The VIP Aston Martin Vault at Galpin Premier in Los Angeles is usually closed off to the public by a large, curved steel door that only opens at the touch of a James Bond-inspired button. Customers likely walk by every day not knowing that there’s a VIP vault just on the other side, but hey, that’s why it’s VIP. However, on December 16th, aBlogtoWatch and Bremont Watches along with Galpin Motors and their in-house watch boutique, Jewell’s, opened the vault for guests at our holiday party. There was an antique Jaguar, Bremont watches, eating and drinking, and some great conversation with watch lovers and aBlogtoWatch readers – all making for a fantastic evening. However, it wasn’t just an event for the sake of having an event, and really got me to thinking about the relationship between brands, buyers, and why so many watch industry events are giant flops in fostering a relationship between the two.
Before I go on, I want to say that this was specifically an interesting night for me because in my relatively brief several months as Managing Editor of aBlogtoWatch, I’ve attended many events hosted by brands (seriously, there are a lot of them), but this was my first that ABTW was hosting. To be honest, I was a little nervous at first, worried this would be yet another exhausting display of pointless revelry masked by pomp and an open bar. That fear was quickly extinguished when I thought about the improbable coalescence of the entities that made up this event.

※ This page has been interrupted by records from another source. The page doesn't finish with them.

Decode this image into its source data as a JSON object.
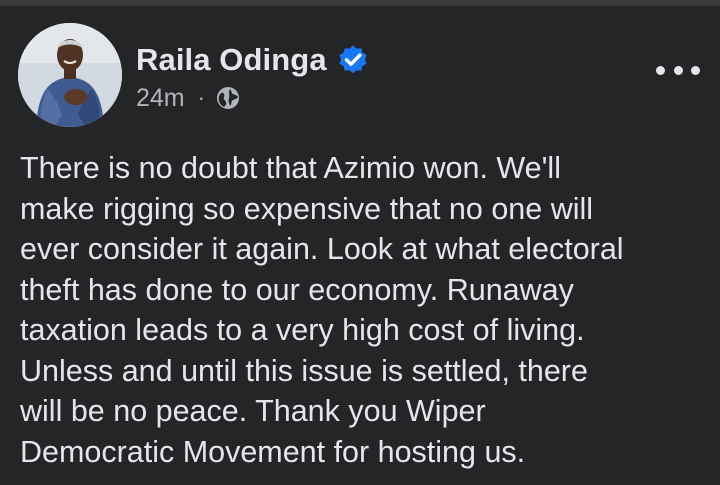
{
  "post": {
    "author": {
      "name": "Raila Odinga",
      "verified": true,
      "avatar_icon": "profile-photo"
    },
    "timestamp": "24m",
    "separator": "·",
    "audience_icon": "globe-icon",
    "menu_icon": "more-horizontal-icon",
    "text_lines": [
      "There is no doubt that Azimio won. We'll",
      "make rigging so expensive that no one will",
      "ever consider it again. Look at what electoral",
      "theft has done to our economy. Runaway",
      "taxation leads to a very high cost of living.",
      "Unless and until this issue is settled, there",
      "will be no peace. Thank you Wiper",
      "Democratic Movement for hosting us."
    ]
  },
  "colors": {
    "background": "#242526",
    "primary_text": "#e4e6eb",
    "secondary_text": "#b0b3b8",
    "verified_badge": "#1877f2"
  }
}
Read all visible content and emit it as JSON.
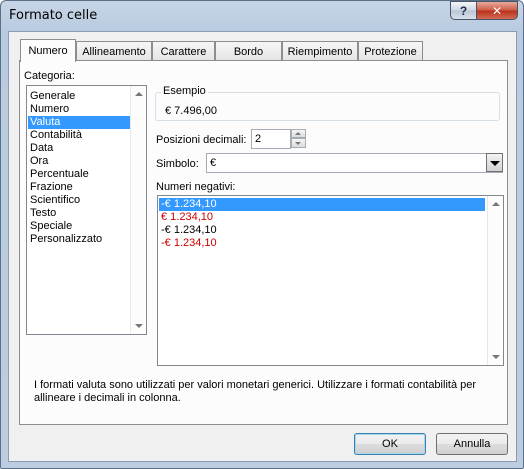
{
  "window": {
    "title": "Formato celle",
    "help_label": "?",
    "close_label": "✕"
  },
  "tabs": [
    {
      "label": "Numero",
      "active": true
    },
    {
      "label": "Allineamento",
      "active": false
    },
    {
      "label": "Carattere",
      "active": false
    },
    {
      "label": "Bordo",
      "active": false
    },
    {
      "label": "Riempimento",
      "active": false
    },
    {
      "label": "Protezione",
      "active": false
    }
  ],
  "category": {
    "label": "Categoria:",
    "items": [
      "Generale",
      "Numero",
      "Valuta",
      "Contabilità",
      "Data",
      "Ora",
      "Percentuale",
      "Frazione",
      "Scientifico",
      "Testo",
      "Speciale",
      "Personalizzato"
    ],
    "selected": "Valuta"
  },
  "sample": {
    "label": "Esempio",
    "value": "€ 7.496,00"
  },
  "decimals": {
    "label": "Posizioni decimali:",
    "value": "2"
  },
  "symbol": {
    "label": "Simbolo:",
    "value": "€"
  },
  "negative": {
    "label": "Numeri negativi:",
    "items": [
      {
        "text": "-€ 1.234,10",
        "color": "#000000",
        "selected": true
      },
      {
        "text": "€ 1.234,10",
        "color": "#cc0000",
        "selected": false
      },
      {
        "text": "-€ 1.234,10",
        "color": "#000000",
        "selected": false
      },
      {
        "text": "-€ 1.234,10",
        "color": "#cc0000",
        "selected": false
      }
    ]
  },
  "description": "I formati valuta sono utilizzati per valori monetari generici. Utilizzare i formati contabilità per allineare i decimali in colonna.",
  "buttons": {
    "ok": "OK",
    "cancel": "Annulla"
  },
  "colors": {
    "selection": "#3399ff",
    "negative_red": "#cc0000"
  }
}
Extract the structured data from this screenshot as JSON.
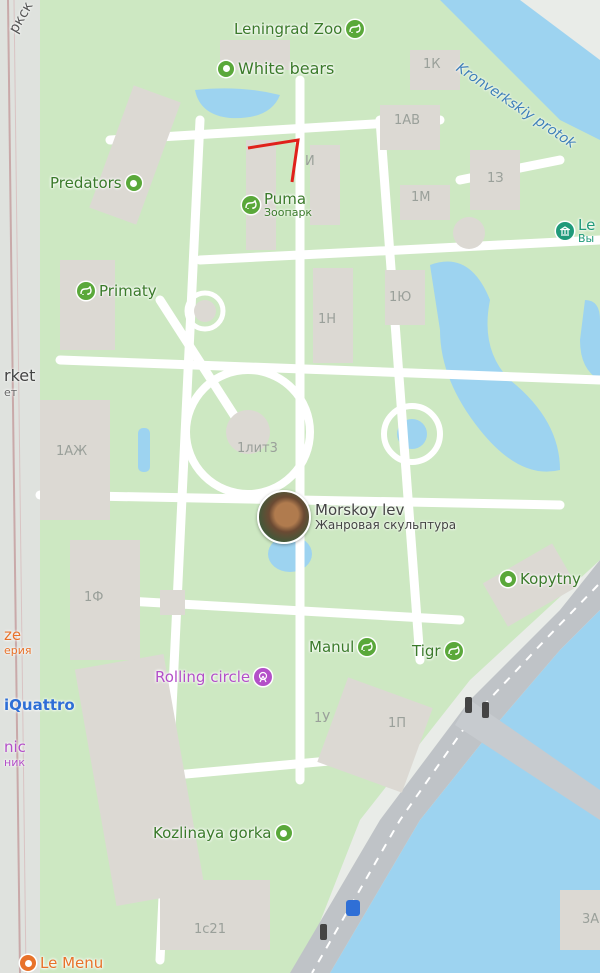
{
  "colors": {
    "park": "#cde8c2",
    "water": "#9dd3f0",
    "building": "#dcd9d3",
    "path": "#ffffff",
    "poi_green": "#5aa83a",
    "poi_purple": "#b34fc8",
    "poi_orange": "#e8722a",
    "route_red": "#e0211b"
  },
  "river": {
    "name": "Kronverkskiy protok"
  },
  "edge_labels": {
    "top_left_fragment": "ркск",
    "market": "rket",
    "market_sub": "ет",
    "ze": "ze",
    "ze_sub": "ерия",
    "quattro": "iQuattro",
    "nic": "nic",
    "nic_sub": "ник",
    "le_right": "Le",
    "le_right_sub": "Вы",
    "le_menu": "Le Menu"
  },
  "pois": {
    "leningrad_zoo": "Leningrad Zoo",
    "white_bears": "White bears",
    "predators": "Predators",
    "puma": "Puma",
    "puma_sub": "Зоопарк",
    "primaty": "Primaty",
    "morskoy_lev": "Morskoy lev",
    "morskoy_lev_sub": "Жанровая скульптура",
    "kopytny": "Kopytny",
    "manul": "Manul",
    "tigr": "Tigr",
    "rolling_circle": "Rolling circle",
    "kozlinaya_gorka": "Kozlinaya gorka"
  },
  "buildings": {
    "b1k": "1К",
    "b1ab": "1АВ",
    "b1i": "И",
    "b1z": "1З",
    "b1m": "1М",
    "b1yu": "1Ю",
    "b1n": "1Н",
    "b1azh": "1АЖ",
    "b1lit3": "1лит3",
    "b1f": "1Ф",
    "b1u": "1У",
    "b1p": "1П",
    "b1s21": "1с21",
    "b3a": "3А"
  }
}
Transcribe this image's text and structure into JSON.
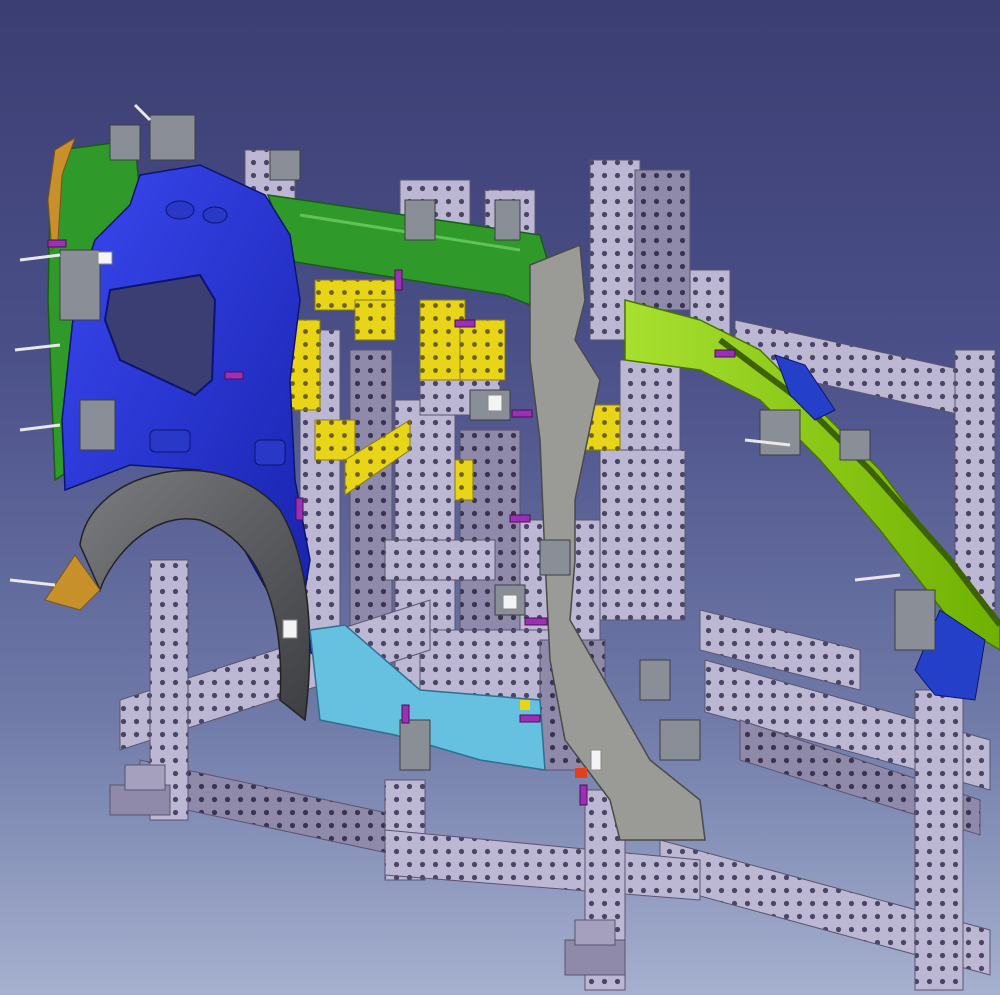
{
  "viewport": {
    "background_top": "#3b3e72",
    "background_bottom": "#a6b1cf"
  },
  "model": {
    "parts": [
      {
        "name": "rear-side-panel",
        "color": "#1f2fd0"
      },
      {
        "name": "roof-rail-front",
        "color": "#2f9a2a"
      },
      {
        "name": "roof-rail-rear",
        "color": "#8fd000"
      },
      {
        "name": "b-pillar",
        "color": "#9a9a96"
      },
      {
        "name": "wheel-arch",
        "color": "#55575a"
      },
      {
        "name": "rocker-panel",
        "color": "#66c0e0"
      },
      {
        "name": "c-pillar-flange",
        "color": "#2f9a2a"
      },
      {
        "name": "trim-edge",
        "color": "#c8902a"
      },
      {
        "name": "support-block",
        "color": "#e8d51a"
      },
      {
        "name": "end-bracket",
        "color": "#2540c8"
      }
    ],
    "fixture_color": "#b9b4cf",
    "fixture_hole_color": "#4a4466",
    "clamp_color": "#8a8e96",
    "locator_pin_color": "#9b2fb5"
  }
}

First of all, you’ve got a literal vault for Aston Martin buyers in the middle of a Jaguar dealership in Los Angeles. On top of that, you attach a watch boutique adjacent to this Aston Martin Vault in a Jaguar dealership in Los Angeles. Then, you’ve got Bremont Watches, where Ariel and David recently did a manufacture tour where they, among other things, looked at the Ian Callum (head of design at Jaguar) designed MKI and MKII watches which are inspired by the Jaguar F-Type and E-Type, respectively (Ian also came from Aston Martin so everything seemed to make even more sense). With these three entities in mind, invited to the event were enthusiasts, collectors, and brand reps with a real love of watches and these cars. Without aBlogtoWatch (particularly Ariel Adams), there is no way the story of these unique and disparate participants could have been celebrated in a way that reached out to our guests and served a real cohesive purpose. What I am trying to say is that, whether or not it was clear to the outside world, the event would not have happened without aBlogtoWatch, and that we didn’t simply invite people to a pre-planned event.
Nobody wants to sit and read the minutes about an event they weren’t at, but for those of you who weren’t able to attend, let me share a story from the night that I think shows why this party was a success and the purpose it served. Nick English from Bremont had a Q&A session, and the first question off the bat was a bomb. The question was “where do you get your movements?” alluding to the brand’s communication fumble from about a year-and-a-half ago which involved unclear language about the partnership with La Joux-Perret in their BWC/01 automatic movement. Nick took the question in stride and honestly responded, citing the sourcing of some parts from ETA and La Joux-Perret and restated his strong desire to be fully in-house sometime in the not-too-distant future.
In our opinion, the situation is closed, and the brand has explained themselves – and we further think they make an impressive product. There was, however, the need for closure among some in the enthusiast and collector community. Nick delivered on this, and I was happy to see the questioner and Nick getting along famously after the Q&A – he was at the event, after all, because of a genuine interest in the brand in addition to being an aBlogtoWatch audience member. I was glad to see this in-person, face-to-face dialogue between the two of them take place for all to see. Sometimes, it takes a social event and a conversation in the right venue to get this kind of closure, and I was proud we curated that environment. Frankly, these kinds of situations between aBlogtoWatch and brands happen with some frequency, and it is in the one-on-one conversations where the issues are often resolved. Unfortunately, you guys don’t always have the option of engaging in this intimate way. In my opinion, this part of the night was a real victory and cause for celebration for every party involved.
At its best, an event has a moment like this. aBlogtoWatch curated the environment that fostered this moment; it could never just happen on its own. An aBlogtoWatch event is a democratic environment where brands and buyers are positioned equally and where egos are left at the door. We are invited to do events all the time, but we rarely participate because there has to be a reason. I am thrilled that we could successfully get the disparate elements that make up the watch world together and have a great time while engaging in frank and entertaining conversation.
In a way, the event was a perfect representation of why I was a longtime admirer and fan of aBlogtoWatch before I joined the team. I’m proud that there’s room for an honest media broker in an industry that can be fraught with self-promotion, hype, and posturing to the point of exhaustion. And if it sounds self-congratulatory, that’s not my intention at all. I hope I can connect with those of you who I got to speak with at the event, and even more so, I hope we can get more of you guys to come to events as great as this one in the future.